  • Shelling bean ragout with mushrooms and sweet peppers
  • Beluga lentil salad with roasted fennel, lemon cucumbers, fines herbes

Then, the dessert buffet. What a buffet! 
  • Chocolate raspberry cupcakes with white chocolate cream cheese frosting
  • Coconut sticky rice with blackberry coulis
  • Mixed berry cobbler
  • Cherry jubilee floats
  • Peach Melba floats
  • Nectarine whiskey pie pops
  • Lemon lavender blueberry tarts
  • Blue cheese hazelnut plum strudel
  • Goat cheese panna cotta with poached peaches
  • Mexican chocolate cream puffs with sea salt caramel
  • Red velvet cake
  • Almond apricot vol au vent
  • Walnut coffee whoopie pies
  • Oregon cheese board, crackers, flatbread

Friday, August 10, 2012

IPNC Part II —Friday

The meals, which focus on high-quality Oregon products, are a highlight of IPNC.

Breakfast is a treat, with bowls of fresh Oregon blueberries, raspberries, and marionberries; granola; hazelnuts; pastries from the likes of Pearl Bakery in Portland; yogurt; bacon and sausage; and hard-boiled eggs.

Scott Wright from Scott Paul Wines
For lunches and dinners, the organizers cleverly sit a winemaker at each table to give participants some one-on-one time with the people who make what we are drinking. Some wines are on the tables to start. As if by magic, more and more wine from various makers appears.

For Friday lunch, we fortuitously sat at the Scott Paul Wines table with owner Scott Wright and winemaker Kelley Fox (it was great to see so many women winemakers at this event). Friday lunch:
  • Dungeness Crab Louie, cucumber, gooseberries, sorrell
  • Antipasto plate with coppa, braseola, chorizo and cacciatore; albacore tuna; mozzarella; watermelon and cherry tomato salad; fingerling potato salad; roasted corn and pepper salad; baguette
  • Chocolate fish with red currants
Antipasto plate
The Grand Dinner on Friday night was also a stunner. We sat with Moe and Flora Momtazi, delightful people, whose biodynamically produced wines from Maysara Winery are fabulous and a perfect complement to the meal.
  • Vichyssoise with sweet onion, corn and lobster salad, foie gras, aged balsamic vinaigrette
  • Rabbit fricassee, English peas, harissa polenta
  • Rack lamb chops and cevapcici (sausage) with sour cherry relish; green bean salad with pickled cherries, hazelnuts, black currant vinaigrette, crisp shallots; rye crouton with sheep’s milk cheese
  • Olive oil tea cake, hibiscus tea mousse, fresh and confit cherries
The food was beautiful as well as delicious
Successfully serving hundreds of people was an art in itself
Every meal included Stumptown Coffee and Smith Tea.
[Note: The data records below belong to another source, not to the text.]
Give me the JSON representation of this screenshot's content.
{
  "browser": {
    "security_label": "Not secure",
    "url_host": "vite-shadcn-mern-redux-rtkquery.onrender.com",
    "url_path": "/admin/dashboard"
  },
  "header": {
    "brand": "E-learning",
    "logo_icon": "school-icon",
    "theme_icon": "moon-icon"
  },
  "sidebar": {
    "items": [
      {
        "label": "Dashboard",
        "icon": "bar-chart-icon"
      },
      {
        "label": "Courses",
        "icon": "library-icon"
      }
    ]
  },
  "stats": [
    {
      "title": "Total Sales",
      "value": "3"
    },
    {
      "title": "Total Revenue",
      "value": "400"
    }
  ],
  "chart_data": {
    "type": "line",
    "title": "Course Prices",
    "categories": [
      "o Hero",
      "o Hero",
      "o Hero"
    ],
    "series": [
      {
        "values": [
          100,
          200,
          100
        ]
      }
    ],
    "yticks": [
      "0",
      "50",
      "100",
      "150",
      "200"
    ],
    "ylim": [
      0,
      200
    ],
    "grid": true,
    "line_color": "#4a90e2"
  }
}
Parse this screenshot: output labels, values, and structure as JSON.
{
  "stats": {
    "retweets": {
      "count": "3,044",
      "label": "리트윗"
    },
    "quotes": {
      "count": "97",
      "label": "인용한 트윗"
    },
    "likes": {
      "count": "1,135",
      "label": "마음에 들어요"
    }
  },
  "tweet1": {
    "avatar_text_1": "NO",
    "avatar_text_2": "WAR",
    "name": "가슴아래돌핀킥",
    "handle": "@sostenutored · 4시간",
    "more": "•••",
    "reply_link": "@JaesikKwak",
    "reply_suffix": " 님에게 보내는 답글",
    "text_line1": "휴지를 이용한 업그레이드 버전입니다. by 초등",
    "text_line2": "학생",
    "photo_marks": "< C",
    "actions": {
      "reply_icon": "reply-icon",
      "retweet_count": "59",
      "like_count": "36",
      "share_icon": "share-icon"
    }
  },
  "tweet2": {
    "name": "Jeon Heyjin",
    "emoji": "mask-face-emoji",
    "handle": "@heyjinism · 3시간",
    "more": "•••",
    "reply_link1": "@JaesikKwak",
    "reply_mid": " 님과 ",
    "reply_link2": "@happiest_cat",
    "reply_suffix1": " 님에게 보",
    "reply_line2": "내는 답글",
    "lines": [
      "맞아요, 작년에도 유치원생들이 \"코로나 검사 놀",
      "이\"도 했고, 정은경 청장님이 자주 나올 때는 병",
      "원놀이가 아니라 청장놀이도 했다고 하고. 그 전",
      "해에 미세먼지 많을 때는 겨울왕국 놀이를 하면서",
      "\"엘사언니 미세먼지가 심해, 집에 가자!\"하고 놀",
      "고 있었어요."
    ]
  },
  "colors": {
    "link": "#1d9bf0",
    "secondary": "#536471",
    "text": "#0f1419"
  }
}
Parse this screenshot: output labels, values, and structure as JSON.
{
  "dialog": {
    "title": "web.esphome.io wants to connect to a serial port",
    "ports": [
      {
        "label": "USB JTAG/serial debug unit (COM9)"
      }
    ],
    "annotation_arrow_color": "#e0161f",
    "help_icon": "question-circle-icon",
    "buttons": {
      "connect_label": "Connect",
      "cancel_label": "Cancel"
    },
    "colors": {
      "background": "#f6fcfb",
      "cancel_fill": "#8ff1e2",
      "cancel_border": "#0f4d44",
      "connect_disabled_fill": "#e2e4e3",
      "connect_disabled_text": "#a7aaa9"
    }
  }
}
Throughout the weekend, chefs, kitchen staff, sommeliers, and servers we top-notch: professional and friendly while serving 1,000 happy diners.

Thursday, August 09, 2012

IPNC Part I — Thursday

A whole weekend of Pinot Noir. That is the International Pinot Noir Celebration in McMinnville, Oregon. We attended this year because Mike gave a talk at the University of Pinot. Let me say right here that this was the best organized event I have ever attended. Ever.

IPNC celebrates not only Pinot Noir, but astounding food by chefs from the Northwest. You can see the full list on the IPNC Web site. We know that our family and friends often like to know what is on the menu, so here is a taste (pun intended).

Thursday, we went to the Anne Amie Vineyards Counter Culture, billed as “a celebration of international wine and urban street food.” The food was paired with wines mostly from Oregon, but also with some from California, Canada, and New Zealand. We ate, in random order:
Porchetta at Counter Culture
  • Classic yakitori
  • Mumbai grilled sandwiches
  • Pinot Noir sangria popsicles
  • Bacon butterscotch chip cookies with cream cheese icing
  • Chicken liver mousse on crostini with blackberry compote
  • Smoked beef tongue sandwiches (full disclosure: Sue did not eat beef tongue)
  • Salted caramel ice cream and apricot ice cream
  • Grilled pork loin skewers with peanut sauce and cucumber relish
  • Pork taco with pineapple, salsa de arbol, onions, cilantro
  • Porchetta with peaches
  • Braised beef sliders with blue cheese and carmelized onions
  • Waffle with gorgonzola dolce and raspberry
  • Lamb kebabs with olive-tomato relish

We are off to a good start. This is the first of four IPNC reports. Stay tuned.